What lines of the data below hold the string "this"? Copy each one.

**Material shown**:
Content starts

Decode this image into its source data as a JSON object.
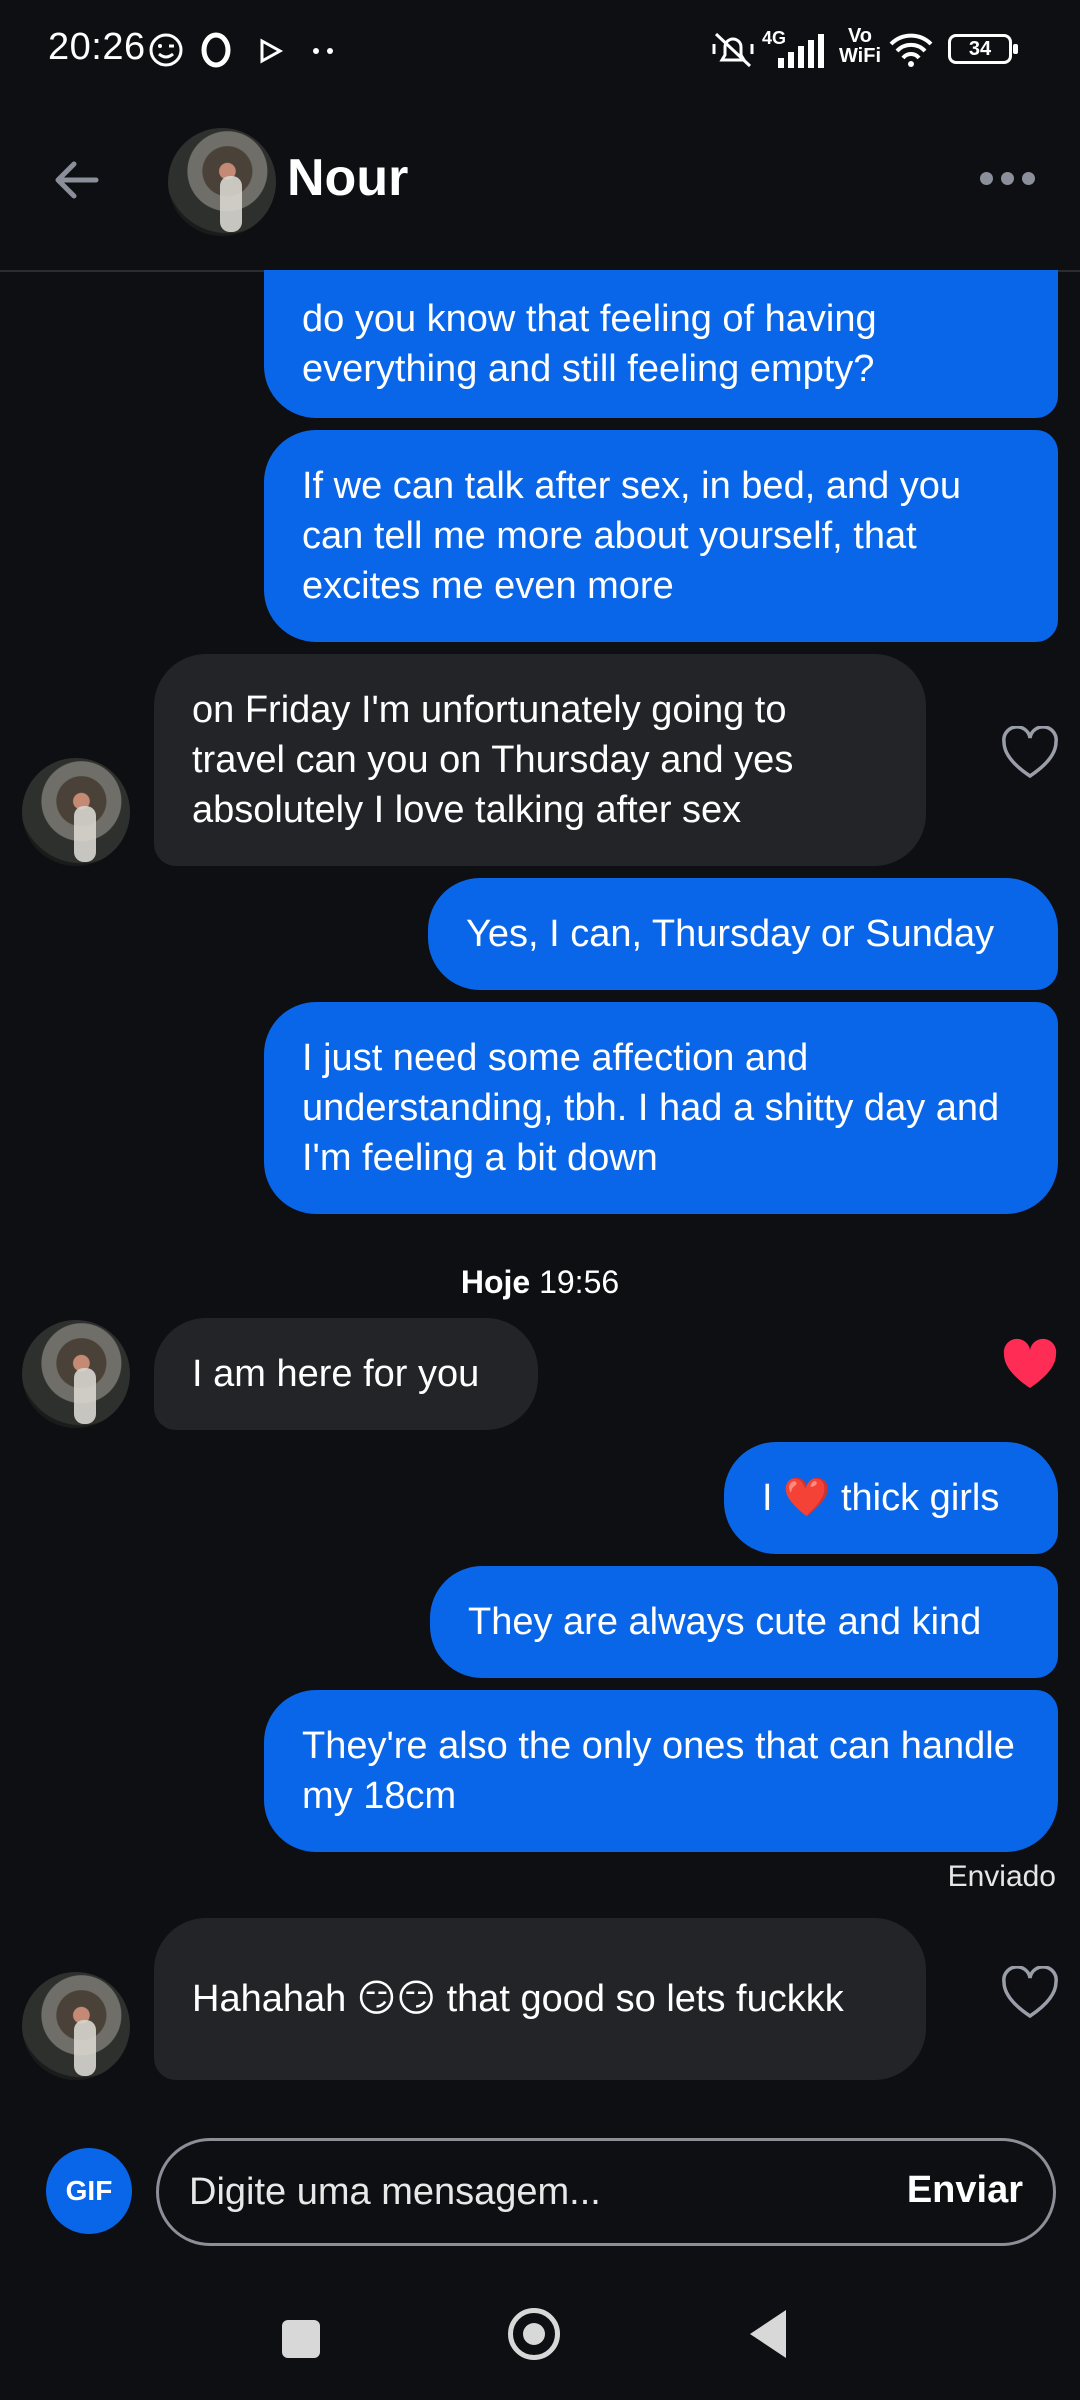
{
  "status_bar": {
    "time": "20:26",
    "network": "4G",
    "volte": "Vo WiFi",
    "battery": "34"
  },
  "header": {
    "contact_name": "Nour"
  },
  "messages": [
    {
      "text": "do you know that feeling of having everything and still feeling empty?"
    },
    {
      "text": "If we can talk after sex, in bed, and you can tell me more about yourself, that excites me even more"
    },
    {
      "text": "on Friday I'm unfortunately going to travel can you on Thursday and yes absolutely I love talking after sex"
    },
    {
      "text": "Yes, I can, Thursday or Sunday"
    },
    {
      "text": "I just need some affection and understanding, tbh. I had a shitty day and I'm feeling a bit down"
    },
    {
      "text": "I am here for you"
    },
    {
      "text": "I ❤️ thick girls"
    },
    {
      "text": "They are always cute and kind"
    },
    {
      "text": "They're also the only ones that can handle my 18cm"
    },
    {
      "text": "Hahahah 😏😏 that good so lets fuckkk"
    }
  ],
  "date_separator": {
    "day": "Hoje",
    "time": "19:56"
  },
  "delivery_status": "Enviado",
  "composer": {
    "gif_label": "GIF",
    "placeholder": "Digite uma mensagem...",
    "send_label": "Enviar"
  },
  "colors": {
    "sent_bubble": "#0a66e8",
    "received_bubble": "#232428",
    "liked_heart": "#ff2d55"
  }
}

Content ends
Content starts

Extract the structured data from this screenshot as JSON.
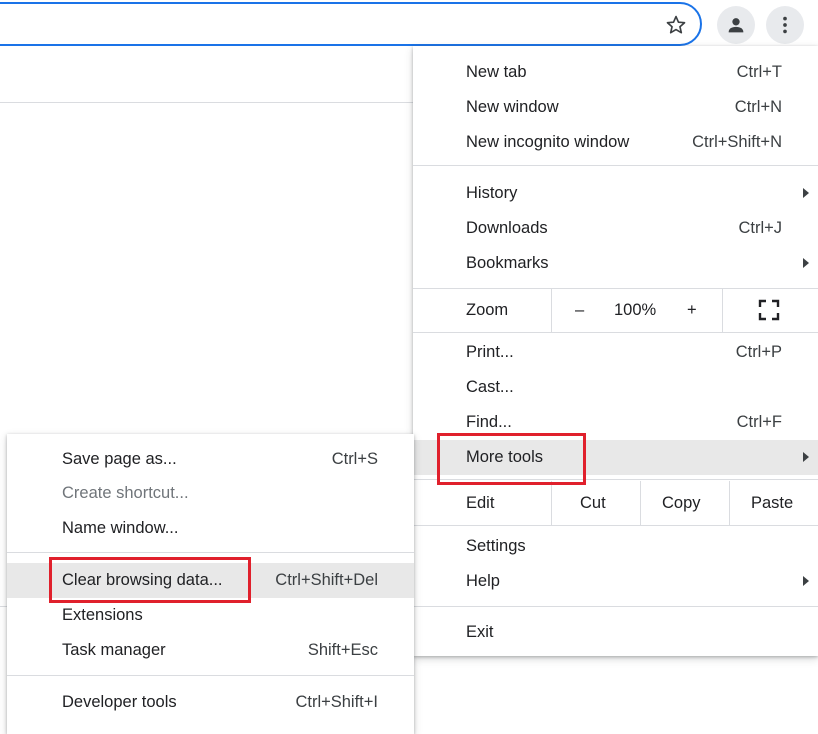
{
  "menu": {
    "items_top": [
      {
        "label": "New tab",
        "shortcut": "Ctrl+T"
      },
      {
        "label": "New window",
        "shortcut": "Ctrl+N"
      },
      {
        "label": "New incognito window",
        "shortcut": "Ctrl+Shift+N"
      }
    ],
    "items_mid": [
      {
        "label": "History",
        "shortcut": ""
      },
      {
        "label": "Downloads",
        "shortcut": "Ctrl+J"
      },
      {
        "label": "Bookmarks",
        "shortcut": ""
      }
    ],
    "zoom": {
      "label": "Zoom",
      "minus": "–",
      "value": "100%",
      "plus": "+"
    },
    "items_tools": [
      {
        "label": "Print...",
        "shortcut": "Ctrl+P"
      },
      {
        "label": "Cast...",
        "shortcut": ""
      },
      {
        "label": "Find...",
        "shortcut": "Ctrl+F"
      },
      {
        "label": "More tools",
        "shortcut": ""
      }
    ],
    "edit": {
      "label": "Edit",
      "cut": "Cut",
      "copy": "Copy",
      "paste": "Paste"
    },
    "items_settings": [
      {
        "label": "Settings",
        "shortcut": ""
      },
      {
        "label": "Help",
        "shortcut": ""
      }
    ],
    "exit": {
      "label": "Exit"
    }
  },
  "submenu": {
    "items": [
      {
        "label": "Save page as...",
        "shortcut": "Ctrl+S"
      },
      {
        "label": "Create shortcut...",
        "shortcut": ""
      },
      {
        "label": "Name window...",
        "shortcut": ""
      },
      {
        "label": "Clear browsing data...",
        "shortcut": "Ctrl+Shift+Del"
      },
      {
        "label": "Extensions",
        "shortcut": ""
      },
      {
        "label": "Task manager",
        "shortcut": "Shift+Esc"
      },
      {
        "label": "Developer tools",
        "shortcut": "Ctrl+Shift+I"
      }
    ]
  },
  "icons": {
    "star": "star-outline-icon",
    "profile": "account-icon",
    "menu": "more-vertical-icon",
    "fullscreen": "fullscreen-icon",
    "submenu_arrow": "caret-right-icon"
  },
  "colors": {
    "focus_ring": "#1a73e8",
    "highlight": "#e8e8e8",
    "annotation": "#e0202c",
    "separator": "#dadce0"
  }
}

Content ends

**Task answer**:
Decode this image into its source data as a JSON object.
Extract the structured data from this screenshot as JSON.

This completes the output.